The striatum is a well-known region affected in Huntington disease (HD). However, other regions, including the visual cortex, are implicated. We have identified previously an abnormal energy response in the visual cortex of patients at an early stage of HD using 31P magnetic resonance spectroscopy (31P MRS). We therefore sought to further characterize these metabolic alterations with 1H MRS using a well-validated semi-localized by adiabatic selective refocusing (semi-LASER) sequence that allows the measurement of an expanded number of neurometabolites. Ten early affected patients [Unified Huntington Disease Rating Scale (UHDRS), total motor score = 13.6 ± 10.8] and 10 healthy volunteers of similar age and body mass index (BMI) were recruited for the study. We performed 1H MRS in the striatum – the region that is primarily affected in HD – and the visual cortex. The protocol allowed a reliable quantification of 10 metabolites in the visual cortex and eight in the striatum, compared with three to five metabolites in previous 1H MRS studies performed in HD. We identified higher total creatine (p < 0.05) in the visual cortex and lower glutamate (p < 0.001) and total creatine (p < 0.05) in the striatum of patients with HD compared with controls. Less abundant neurometabolites [glutamine, γ-aminobutyric acid (GABA), glutathione, aspartate] showed similar concentrations in both groups. The protocol allowed the measurement of several additional metabolites compared with standard vendor protocols. Our study points to early changes in metabolites involved in energy metabolism in the visual cortex and striatum of patients with HD. Decreased striatal glutamate could reflect early neuronal dysfunction or impaired glutamatergic neurotransmission.
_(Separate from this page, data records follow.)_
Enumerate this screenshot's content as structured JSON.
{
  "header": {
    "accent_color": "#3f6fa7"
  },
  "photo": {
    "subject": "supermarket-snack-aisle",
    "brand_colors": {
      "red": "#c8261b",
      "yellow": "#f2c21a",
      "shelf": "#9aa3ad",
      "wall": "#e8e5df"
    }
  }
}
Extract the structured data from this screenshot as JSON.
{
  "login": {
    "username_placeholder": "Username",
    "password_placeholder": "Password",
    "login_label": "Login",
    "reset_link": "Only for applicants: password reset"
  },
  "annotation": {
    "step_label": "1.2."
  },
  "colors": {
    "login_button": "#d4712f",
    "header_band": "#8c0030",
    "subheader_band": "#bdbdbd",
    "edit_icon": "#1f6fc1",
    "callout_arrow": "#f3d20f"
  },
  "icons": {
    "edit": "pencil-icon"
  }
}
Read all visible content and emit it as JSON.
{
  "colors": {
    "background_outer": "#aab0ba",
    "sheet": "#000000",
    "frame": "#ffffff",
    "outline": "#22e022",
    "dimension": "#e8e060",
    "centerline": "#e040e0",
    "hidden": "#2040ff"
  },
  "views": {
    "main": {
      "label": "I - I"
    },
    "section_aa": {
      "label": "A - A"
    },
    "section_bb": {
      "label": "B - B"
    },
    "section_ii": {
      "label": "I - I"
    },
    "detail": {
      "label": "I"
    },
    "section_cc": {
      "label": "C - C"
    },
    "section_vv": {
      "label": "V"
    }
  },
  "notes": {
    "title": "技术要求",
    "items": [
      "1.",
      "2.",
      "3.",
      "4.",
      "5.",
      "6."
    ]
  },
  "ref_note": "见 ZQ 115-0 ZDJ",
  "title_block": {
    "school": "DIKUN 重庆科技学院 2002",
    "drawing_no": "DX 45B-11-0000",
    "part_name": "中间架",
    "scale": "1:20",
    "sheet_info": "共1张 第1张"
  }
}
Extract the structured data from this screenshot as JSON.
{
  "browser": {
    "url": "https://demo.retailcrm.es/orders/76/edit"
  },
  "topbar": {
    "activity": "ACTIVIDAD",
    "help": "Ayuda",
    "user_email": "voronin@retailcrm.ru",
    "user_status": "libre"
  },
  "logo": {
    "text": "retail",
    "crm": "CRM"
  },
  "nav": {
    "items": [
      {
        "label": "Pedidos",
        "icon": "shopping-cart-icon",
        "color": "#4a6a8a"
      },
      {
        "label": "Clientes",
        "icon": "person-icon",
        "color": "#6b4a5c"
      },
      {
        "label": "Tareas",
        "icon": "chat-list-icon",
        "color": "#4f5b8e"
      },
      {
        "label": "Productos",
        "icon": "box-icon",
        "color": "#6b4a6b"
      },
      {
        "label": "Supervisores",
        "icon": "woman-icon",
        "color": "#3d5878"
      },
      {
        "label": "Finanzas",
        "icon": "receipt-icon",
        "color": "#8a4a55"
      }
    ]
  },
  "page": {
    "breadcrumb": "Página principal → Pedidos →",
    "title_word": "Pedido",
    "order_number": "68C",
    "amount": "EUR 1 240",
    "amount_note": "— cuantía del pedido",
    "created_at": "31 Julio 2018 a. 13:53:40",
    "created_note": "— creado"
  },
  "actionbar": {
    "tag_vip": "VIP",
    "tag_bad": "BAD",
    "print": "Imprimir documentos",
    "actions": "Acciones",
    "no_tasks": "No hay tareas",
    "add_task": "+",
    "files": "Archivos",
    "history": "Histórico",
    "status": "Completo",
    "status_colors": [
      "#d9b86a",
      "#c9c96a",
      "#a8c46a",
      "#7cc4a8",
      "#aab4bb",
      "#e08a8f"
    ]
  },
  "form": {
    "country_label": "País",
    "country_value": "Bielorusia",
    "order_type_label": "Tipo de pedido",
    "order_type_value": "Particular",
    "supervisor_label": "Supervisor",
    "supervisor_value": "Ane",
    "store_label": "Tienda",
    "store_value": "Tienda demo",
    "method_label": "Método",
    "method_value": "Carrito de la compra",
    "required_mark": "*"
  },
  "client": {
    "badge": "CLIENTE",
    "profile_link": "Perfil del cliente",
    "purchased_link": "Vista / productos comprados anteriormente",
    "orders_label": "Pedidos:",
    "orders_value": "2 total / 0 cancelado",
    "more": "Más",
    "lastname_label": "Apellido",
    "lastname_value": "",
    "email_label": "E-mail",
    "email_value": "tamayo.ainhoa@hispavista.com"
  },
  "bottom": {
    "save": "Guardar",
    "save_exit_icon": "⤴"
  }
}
Bibliographical noteFunding Information:
I.M.A., M.‐L.M. and D.R. have no conflicts of interest to disclose. L.F. received grant support from the National Multiple Sclerosis Society. A.D. received grant support from the French Agency for Research, Fondation pour la recherche médicale (FRM) and Pfizer Inc. S.L. received grants from Agence Nationale de la Recherche (ANRMNP 2009, Nucleipark), DHOS‐Inserm (2010, Nucleipark), France Parkinson (2008) and Ecole Neuroscience de Paris, ‘Investissements d'avenir’ (grant numbers ANR‐10‐IAIHU‐06 and ANR‐11‐INBS‐0006) during the course of the study. Outside of this study, he received commercial research support from Servier and Pfizer, funding for travel from Siemens and General Electric, and honoraria from Pileje, Lundbeck and Roche. P.‐G.H. received grant support from the National Institutes of Health (NIH) (P41 EB015894, P30 NS076408), Friedreich's Ataxia Research Alliance and the CureFA Foundation. F.M. received grant support from INSERM, Carnot Institutes, ASL Foundation and Ultragenyx Pharmaceutical.
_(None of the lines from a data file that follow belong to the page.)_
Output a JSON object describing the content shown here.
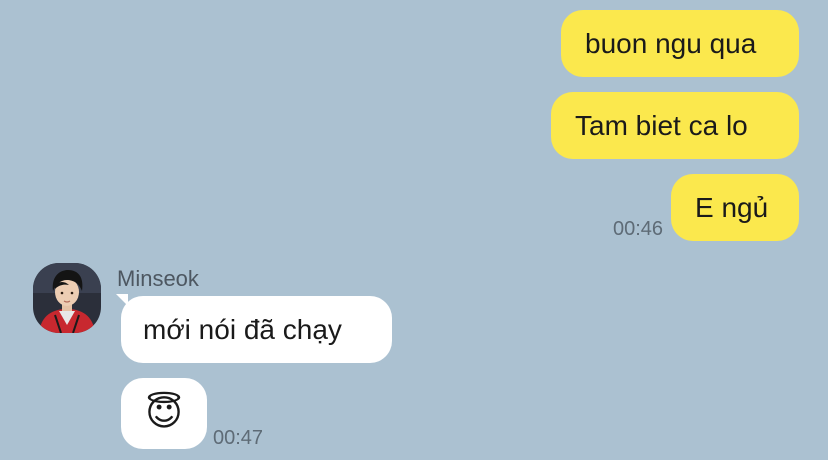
{
  "colors": {
    "background": "#abc1d1",
    "outgoing_bubble": "#fbe84d",
    "incoming_bubble": "#ffffff"
  },
  "outgoing": [
    {
      "text": "buon ngu qua"
    },
    {
      "text": "Tam biet ca lo"
    },
    {
      "text": "E ngủ",
      "time": "00:46"
    }
  ],
  "incoming": {
    "sender": "Minseok",
    "avatar_icon": "profile-photo",
    "messages": [
      {
        "text": "mới nói đã chạy"
      },
      {
        "text": "😇",
        "time": "00:47"
      }
    ]
  }
}
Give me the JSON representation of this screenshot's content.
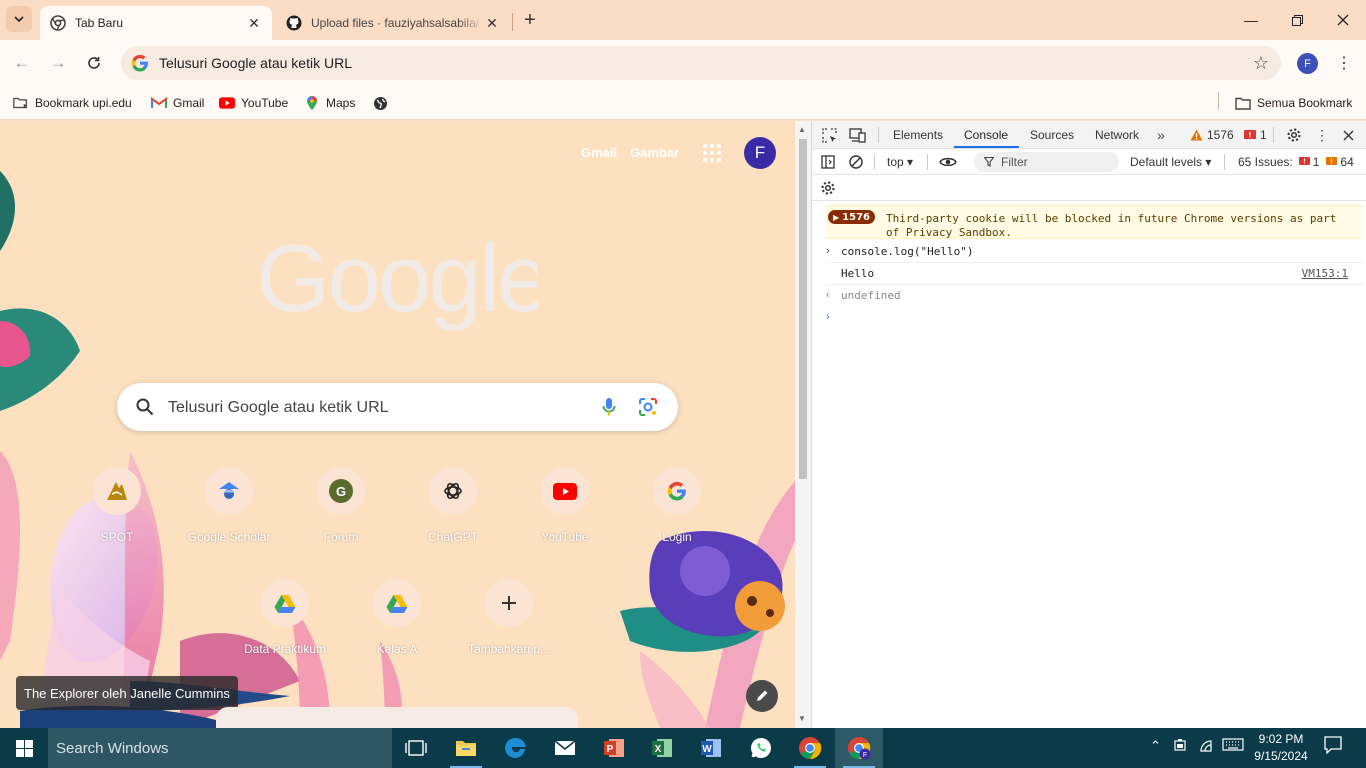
{
  "browser": {
    "tabs": [
      {
        "title": "Tab Baru",
        "active": true
      },
      {
        "title": "Upload files · fauziyahsalsabila/",
        "active": false
      }
    ],
    "omnibox_placeholder": "Telusuri Google atau ketik URL",
    "profile_initial": "F"
  },
  "bookmarks": {
    "items": [
      {
        "label": "Bookmark upi.edu",
        "icon": "bookmark-folder-icon"
      },
      {
        "label": "Gmail",
        "icon": "gmail-icon"
      },
      {
        "label": "YouTube",
        "icon": "youtube-icon"
      },
      {
        "label": "Maps",
        "icon": "maps-icon"
      },
      {
        "label": "",
        "icon": "globe-icon"
      }
    ],
    "all_bookmarks": "Semua Bookmark"
  },
  "ntp": {
    "links": {
      "gmail": "Gmail",
      "images": "Gambar"
    },
    "avatar_initial": "F",
    "search_placeholder": "Telusuri Google atau ketik URL",
    "shortcuts": [
      {
        "label": "SPOT",
        "icon": "spot-icon"
      },
      {
        "label": "Google Scholar",
        "icon": "scholar-icon"
      },
      {
        "label": "Forum",
        "icon": "forum-icon"
      },
      {
        "label": "ChatGPT",
        "icon": "chatgpt-icon"
      },
      {
        "label": "YouTube",
        "icon": "youtube-icon"
      },
      {
        "label": "Login",
        "icon": "google-icon"
      },
      {
        "label": "Data Praktikum",
        "icon": "drive-icon"
      },
      {
        "label": "Kelas A",
        "icon": "drive-icon"
      },
      {
        "label": "Tambahkan p...",
        "icon": "plus-icon"
      }
    ],
    "attribution": "The Explorer oleh Janelle Cummins"
  },
  "devtools": {
    "tabs": [
      "Elements",
      "Console",
      "Sources",
      "Network"
    ],
    "active_tab": "Console",
    "warning_count": "1576",
    "error_count": "1",
    "context": "top",
    "filter_placeholder": "Filter",
    "levels": "Default levels",
    "issues_label": "65 Issues:",
    "issues_errors": "1",
    "issues_warnings": "64",
    "console": {
      "warning_badge": "1576",
      "warning_text": "Third-party cookie will be blocked in future Chrome versions as part of Privacy Sandbox.",
      "input": "console.log(\"Hello\")",
      "output": "Hello",
      "output_source": "VM153:1",
      "return_value": "undefined"
    }
  },
  "taskbar": {
    "search_placeholder": "Search Windows",
    "time": "9:02 PM",
    "date": "9/15/2024"
  }
}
The authors wish to thank warmly the patients and volunteers who participated in this study. The authors are also grateful to collaborators from the Center for Neuroimaging Research, France, and the Center for Magnetic Resonance Research, USA. This study was funded by National Institutes of Health (NIH) grants (P41EB015894 and P30NS076408) and the Ecole des Neurosciences de Paris. The study also received funding from Ipsen (NCT01696708) and the program ?Investissements d'avenir? ANR-10-IAIHU-06 and ANR-11-INBS-0006.
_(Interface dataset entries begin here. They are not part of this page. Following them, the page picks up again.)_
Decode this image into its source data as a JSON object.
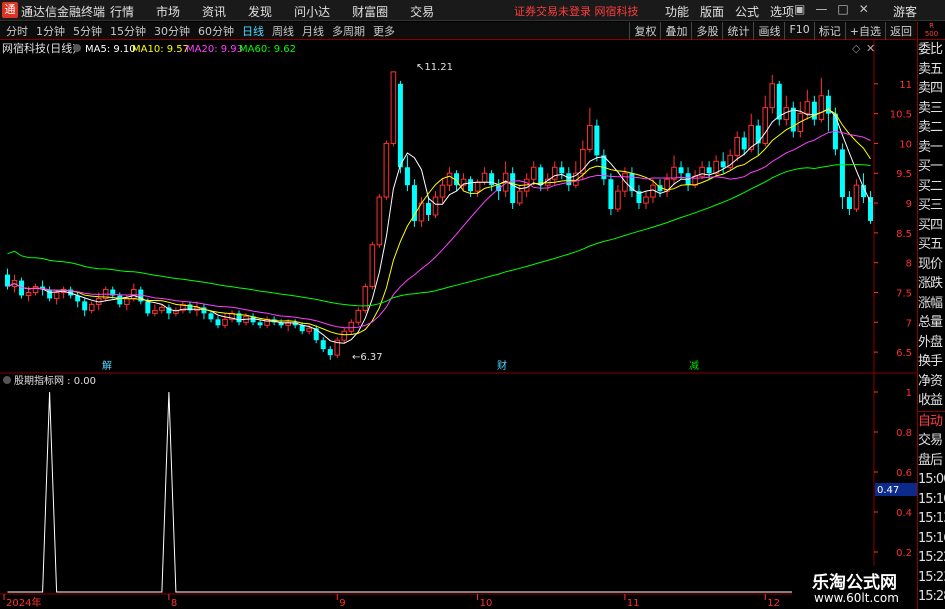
{
  "app": {
    "title": "通达信金融终端",
    "menu": [
      "行情",
      "市场",
      "资讯",
      "发现",
      "问小达",
      "财富圈",
      "交易"
    ],
    "status_message": "证券交易未登录 网宿科技",
    "right_menu": [
      "功能",
      "版面",
      "公式",
      "选项"
    ],
    "guest_label": "游客"
  },
  "toolbar": {
    "periods": [
      "分时",
      "1分钟",
      "5分钟",
      "15分钟",
      "30分钟",
      "60分钟",
      "日线",
      "周线",
      "月线",
      "多周期",
      "更多"
    ],
    "active_period": "日线",
    "buttons": [
      "复权",
      "叠加",
      "多股",
      "统计",
      "画线",
      "F10",
      "标记",
      "+自选",
      "返回"
    ]
  },
  "main_panel": {
    "stock_label": "网宿科技(日线)",
    "ma5": "MA5: 9.10",
    "ma10": "MA10: 9.57",
    "ma20": "MA20: 9.93",
    "ma60": "MA60: 9.62",
    "max_label": "11.21",
    "min_label": "6.37",
    "event_labels": [
      "解",
      "财",
      "减"
    ]
  },
  "sub_panel": {
    "indicator_label": "股期指标网 : 0.00",
    "current_value": "0.47"
  },
  "date_axis": [
    "2024年",
    "8",
    "9",
    "10",
    "11",
    "12"
  ],
  "right_column": {
    "header": "R\n500",
    "items": [
      "委比",
      "卖五",
      "卖四",
      "卖三",
      "卖二",
      "卖一",
      "买一",
      "买二",
      "买三",
      "买四",
      "买五",
      "现价",
      "涨跌",
      "涨幅",
      "总量",
      "外盘",
      "换手",
      "净资",
      "收益"
    ],
    "items2": [
      "自动",
      "交易",
      "盘后",
      "15:00",
      "15:10",
      "15:13",
      "15:16",
      "15:22",
      "15:23",
      "15:28"
    ]
  },
  "watermark": {
    "title": "乐淘公式网",
    "url": "www.60lt.com"
  },
  "colors": {
    "up": "#ff3030",
    "down": "#00ffff",
    "ma5": "#ffffff",
    "ma10": "#ffff00",
    "ma20": "#ff40ff",
    "ma60": "#00ff00",
    "axis_red": "#ff3030"
  },
  "chart_data": [
    {
      "type": "candlestick",
      "title": "网宿科技(日线)",
      "ylim": [
        6.2,
        11.5
      ],
      "yticks": [
        6.5,
        7.0,
        7.5,
        8.0,
        8.5,
        9.0,
        9.5,
        10.0,
        10.5,
        11.0
      ],
      "xticks": [
        "2024年",
        "8",
        "9",
        "10",
        "11",
        "12"
      ],
      "max_label": 11.21,
      "min_label": 6.37,
      "series": [
        {
          "name": "MA5",
          "last": 9.1
        },
        {
          "name": "MA10",
          "last": 9.57
        },
        {
          "name": "MA20",
          "last": 9.93
        },
        {
          "name": "MA60",
          "last": 9.62
        }
      ],
      "candles": [
        [
          7.8,
          7.6,
          7.9,
          7.55
        ],
        [
          7.6,
          7.7,
          7.8,
          7.5
        ],
        [
          7.7,
          7.45,
          7.75,
          7.4
        ],
        [
          7.45,
          7.5,
          7.6,
          7.35
        ],
        [
          7.5,
          7.6,
          7.65,
          7.45
        ],
        [
          7.6,
          7.55,
          7.7,
          7.45
        ],
        [
          7.55,
          7.4,
          7.6,
          7.35
        ],
        [
          7.4,
          7.5,
          7.55,
          7.3
        ],
        [
          7.5,
          7.55,
          7.6,
          7.4
        ],
        [
          7.55,
          7.45,
          7.6,
          7.4
        ],
        [
          7.45,
          7.35,
          7.5,
          7.25
        ],
        [
          7.35,
          7.2,
          7.4,
          7.1
        ],
        [
          7.2,
          7.3,
          7.35,
          7.15
        ],
        [
          7.3,
          7.4,
          7.5,
          7.2
        ],
        [
          7.4,
          7.55,
          7.6,
          7.35
        ],
        [
          7.55,
          7.45,
          7.6,
          7.4
        ],
        [
          7.45,
          7.3,
          7.5,
          7.25
        ],
        [
          7.3,
          7.4,
          7.45,
          7.2
        ],
        [
          7.4,
          7.55,
          7.65,
          7.35
        ],
        [
          7.55,
          7.35,
          7.6,
          7.3
        ],
        [
          7.35,
          7.15,
          7.4,
          7.1
        ],
        [
          7.15,
          7.2,
          7.3,
          7.1
        ],
        [
          7.2,
          7.25,
          7.3,
          7.15
        ],
        [
          7.25,
          7.15,
          7.3,
          7.05
        ],
        [
          7.15,
          7.2,
          7.25,
          7.1
        ],
        [
          7.2,
          7.3,
          7.35,
          7.15
        ],
        [
          7.3,
          7.2,
          7.35,
          7.15
        ],
        [
          7.2,
          7.25,
          7.35,
          7.1
        ],
        [
          7.25,
          7.15,
          7.3,
          7.05
        ],
        [
          7.15,
          7.05,
          7.2,
          7.0
        ],
        [
          7.05,
          6.95,
          7.1,
          6.9
        ],
        [
          6.95,
          7.05,
          7.15,
          6.9
        ],
        [
          7.05,
          7.15,
          7.2,
          7.0
        ],
        [
          7.15,
          7.0,
          7.2,
          6.95
        ],
        [
          7.0,
          7.1,
          7.15,
          6.95
        ],
        [
          7.1,
          7.0,
          7.15,
          6.95
        ],
        [
          7.0,
          6.95,
          7.05,
          6.9
        ],
        [
          6.95,
          7.05,
          7.1,
          6.9
        ],
        [
          7.05,
          7.0,
          7.1,
          6.95
        ],
        [
          7.0,
          6.95,
          7.05,
          6.9
        ],
        [
          6.95,
          7.0,
          7.05,
          6.85
        ],
        [
          7.0,
          6.95,
          7.05,
          6.9
        ],
        [
          6.95,
          6.85,
          7.0,
          6.8
        ],
        [
          6.85,
          6.9,
          6.95,
          6.8
        ],
        [
          6.9,
          6.7,
          6.95,
          6.65
        ],
        [
          6.7,
          6.55,
          6.75,
          6.5
        ],
        [
          6.55,
          6.45,
          6.6,
          6.37
        ],
        [
          6.45,
          6.7,
          6.75,
          6.4
        ],
        [
          6.7,
          6.85,
          6.9,
          6.65
        ],
        [
          6.85,
          7.0,
          7.05,
          6.8
        ],
        [
          7.0,
          7.2,
          7.25,
          6.95
        ],
        [
          7.2,
          7.6,
          7.65,
          7.15
        ],
        [
          7.6,
          8.3,
          8.35,
          7.55
        ],
        [
          8.3,
          9.1,
          9.15,
          8.25
        ],
        [
          9.1,
          10.0,
          10.05,
          9.05
        ],
        [
          10.0,
          11.2,
          11.21,
          9.95
        ],
        [
          11.0,
          9.6,
          11.05,
          9.5
        ],
        [
          9.6,
          9.3,
          9.8,
          9.2
        ],
        [
          9.3,
          8.7,
          9.4,
          8.6
        ],
        [
          8.7,
          9.0,
          9.1,
          8.6
        ],
        [
          9.0,
          8.8,
          9.1,
          8.7
        ],
        [
          8.8,
          9.1,
          9.2,
          8.75
        ],
        [
          9.1,
          9.3,
          9.4,
          9.0
        ],
        [
          9.3,
          9.5,
          9.6,
          9.2
        ],
        [
          9.5,
          9.3,
          9.55,
          9.2
        ],
        [
          9.3,
          9.4,
          9.5,
          9.2
        ],
        [
          9.4,
          9.2,
          9.45,
          9.1
        ],
        [
          9.2,
          9.35,
          9.4,
          9.1
        ],
        [
          9.35,
          9.5,
          9.6,
          9.3
        ],
        [
          9.5,
          9.3,
          9.55,
          9.2
        ],
        [
          9.3,
          9.2,
          9.4,
          9.05
        ],
        [
          9.2,
          9.5,
          9.7,
          9.1
        ],
        [
          9.5,
          9.0,
          9.6,
          8.9
        ],
        [
          9.0,
          9.2,
          9.3,
          8.95
        ],
        [
          9.2,
          9.4,
          9.5,
          9.1
        ],
        [
          9.4,
          9.6,
          9.7,
          9.3
        ],
        [
          9.6,
          9.3,
          9.65,
          9.2
        ],
        [
          9.3,
          9.4,
          9.5,
          9.2
        ],
        [
          9.4,
          9.6,
          9.7,
          9.3
        ],
        [
          9.6,
          9.5,
          9.7,
          9.4
        ],
        [
          9.5,
          9.3,
          9.6,
          9.2
        ],
        [
          9.3,
          9.5,
          9.7,
          9.25
        ],
        [
          9.5,
          9.9,
          10.05,
          9.4
        ],
        [
          9.9,
          10.3,
          10.6,
          9.85
        ],
        [
          10.3,
          9.8,
          10.4,
          9.7
        ],
        [
          9.8,
          9.4,
          9.9,
          9.3
        ],
        [
          9.4,
          8.9,
          9.5,
          8.8
        ],
        [
          8.9,
          9.2,
          9.3,
          8.85
        ],
        [
          9.2,
          9.5,
          9.6,
          9.1
        ],
        [
          9.5,
          9.2,
          9.6,
          9.1
        ],
        [
          9.2,
          9.0,
          9.3,
          8.9
        ],
        [
          9.0,
          9.1,
          9.2,
          8.9
        ],
        [
          9.1,
          9.3,
          9.4,
          9.0
        ],
        [
          9.3,
          9.2,
          9.4,
          9.1
        ],
        [
          9.2,
          9.4,
          9.5,
          9.1
        ],
        [
          9.4,
          9.6,
          9.8,
          9.3
        ],
        [
          9.6,
          9.5,
          9.7,
          9.4
        ],
        [
          9.5,
          9.3,
          9.6,
          9.2
        ],
        [
          9.3,
          9.45,
          9.55,
          9.25
        ],
        [
          9.45,
          9.6,
          9.7,
          9.4
        ],
        [
          9.6,
          9.5,
          9.7,
          9.4
        ],
        [
          9.5,
          9.7,
          9.8,
          9.45
        ],
        [
          9.7,
          9.6,
          9.85,
          9.5
        ],
        [
          9.6,
          9.8,
          9.9,
          9.55
        ],
        [
          9.8,
          10.1,
          10.2,
          9.7
        ],
        [
          10.1,
          9.9,
          10.2,
          9.8
        ],
        [
          9.9,
          10.3,
          10.5,
          9.85
        ],
        [
          10.3,
          10.0,
          10.4,
          9.8
        ],
        [
          10.0,
          10.6,
          10.8,
          9.95
        ],
        [
          10.6,
          11.0,
          11.15,
          10.5
        ],
        [
          11.0,
          10.4,
          11.05,
          10.3
        ],
        [
          10.4,
          10.6,
          10.8,
          10.3
        ],
        [
          10.6,
          10.2,
          10.7,
          10.1
        ],
        [
          10.2,
          10.5,
          10.7,
          10.1
        ],
        [
          10.5,
          10.7,
          10.9,
          10.4
        ],
        [
          10.7,
          10.4,
          10.8,
          10.3
        ],
        [
          10.4,
          10.8,
          11.1,
          10.35
        ],
        [
          10.8,
          10.5,
          10.9,
          10.2
        ],
        [
          10.5,
          9.9,
          10.6,
          9.8
        ],
        [
          9.9,
          9.1,
          10.0,
          8.9
        ],
        [
          9.1,
          8.9,
          9.2,
          8.8
        ],
        [
          8.9,
          9.3,
          9.4,
          8.85
        ],
        [
          9.3,
          9.1,
          9.5,
          9.0
        ],
        [
          9.1,
          8.7,
          9.2,
          8.65
        ]
      ]
    },
    {
      "type": "line",
      "title": "股期指标网",
      "ylim": [
        0,
        1.0
      ],
      "yticks": [
        0.2,
        0.4,
        0.6,
        0.8,
        1.0
      ],
      "values": [
        0,
        0,
        0,
        0,
        0,
        0,
        1,
        0,
        0,
        0,
        0,
        0,
        0,
        0,
        0,
        0,
        0,
        0,
        0,
        0,
        0,
        0,
        0,
        1,
        0,
        0,
        0,
        0,
        0,
        0,
        0,
        0,
        0,
        0,
        0,
        0,
        0,
        0,
        0,
        0,
        0,
        0,
        0,
        0,
        0,
        0,
        0,
        0,
        0,
        0,
        0,
        0,
        0,
        0,
        0,
        0,
        0,
        0,
        0,
        0,
        0,
        0,
        0,
        0,
        0,
        0,
        0,
        0,
        0,
        0,
        0,
        0,
        0,
        0,
        0,
        0,
        0,
        0,
        0,
        0,
        0,
        0,
        0,
        0,
        0,
        0,
        0,
        0,
        0,
        0,
        0,
        0,
        0,
        0,
        0,
        0,
        0,
        0,
        0,
        0,
        0,
        0,
        0,
        0,
        0,
        0,
        0,
        0,
        0,
        0,
        0,
        0,
        0,
        0,
        0,
        0,
        0,
        0,
        0,
        0,
        0,
        0,
        0,
        0,
        0,
        0,
        0,
        0,
        0,
        0
      ]
    }
  ]
}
This study was funded by National Institutes of Health (NIH) grants (P41EB015894 and P30NS076408) and the Ecole des Neurosciences de Paris. The study also received funding from Ipsen (NCT01696708) and the program ‘Investissements d'avenir’ ANR‐10‐IAIHU‐06 and ANR‐11‐ INBS‐0006.
Copyright © 2018 John Wiley & Sons, Ltd.
- H MRS
- Huntington disease
- movement disorders
- neurochemical profile